• WHAT IS EXPECTED:
Every record must be repeated exactly, with no omission.

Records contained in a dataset
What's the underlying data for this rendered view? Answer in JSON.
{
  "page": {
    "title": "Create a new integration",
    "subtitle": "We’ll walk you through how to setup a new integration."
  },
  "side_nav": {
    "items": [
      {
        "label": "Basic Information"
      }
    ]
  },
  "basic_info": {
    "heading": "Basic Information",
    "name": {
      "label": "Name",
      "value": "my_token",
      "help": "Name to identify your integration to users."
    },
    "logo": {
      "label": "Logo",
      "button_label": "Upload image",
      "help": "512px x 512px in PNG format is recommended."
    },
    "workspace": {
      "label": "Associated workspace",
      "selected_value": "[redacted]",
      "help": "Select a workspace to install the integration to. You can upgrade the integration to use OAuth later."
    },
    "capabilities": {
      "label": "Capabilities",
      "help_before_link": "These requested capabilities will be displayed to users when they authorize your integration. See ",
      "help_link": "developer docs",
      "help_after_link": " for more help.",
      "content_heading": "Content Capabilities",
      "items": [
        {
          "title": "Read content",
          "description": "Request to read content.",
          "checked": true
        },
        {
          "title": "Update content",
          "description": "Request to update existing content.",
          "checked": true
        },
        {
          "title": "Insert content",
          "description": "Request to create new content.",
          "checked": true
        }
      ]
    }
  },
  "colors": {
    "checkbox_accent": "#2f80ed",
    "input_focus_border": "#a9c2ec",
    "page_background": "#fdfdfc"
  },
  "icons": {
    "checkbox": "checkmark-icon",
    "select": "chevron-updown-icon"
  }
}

• RESPONSE TO THE EXERCISE:
What's the underlying data for this rendered view? Answer in JSON.
{
  "page": {
    "title": "Create a new integration",
    "subtitle": "We’ll walk you through how to setup a new integration."
  },
  "side_nav": {
    "items": [
      {
        "label": "Basic Information"
      }
    ]
  },
  "basic_info": {
    "heading": "Basic Information",
    "name": {
      "label": "Name",
      "value": "my_token",
      "help": "Name to identify your integration to users."
    },
    "logo": {
      "label": "Logo",
      "button_label": "Upload image",
      "help": "512px x 512px in PNG format is recommended."
    },
    "workspace": {
      "label": "Associated workspace",
      "selected_value": "[redacted]",
      "help": "Select a workspace to install the integration to. You can upgrade the integration to use OAuth later."
    },
    "capabilities": {
      "label": "Capabilities",
      "help_before_link": "These requested capabilities will be displayed to users when they authorize your integration. See ",
      "help_link": "developer docs",
      "help_after_link": " for more help.",
      "content_heading": "Content Capabilities",
      "items": [
        {
          "title": "Read content",
          "description": "Request to read content.",
          "checked": true
        },
        {
          "title": "Update content",
          "description": "Request to update existing content.",
          "checked": true
        },
        {
          "title": "Insert content",
          "description": "Request to create new content.",
          "checked": true
        }
      ]
    }
  },
  "colors": {
    "checkbox_accent": "#2f80ed",
    "input_focus_border": "#a9c2ec",
    "page_background": "#fdfdfc"
  },
  "icons": {
    "checkbox": "checkmark-icon",
    "select": "chevron-updown-icon"
  }
}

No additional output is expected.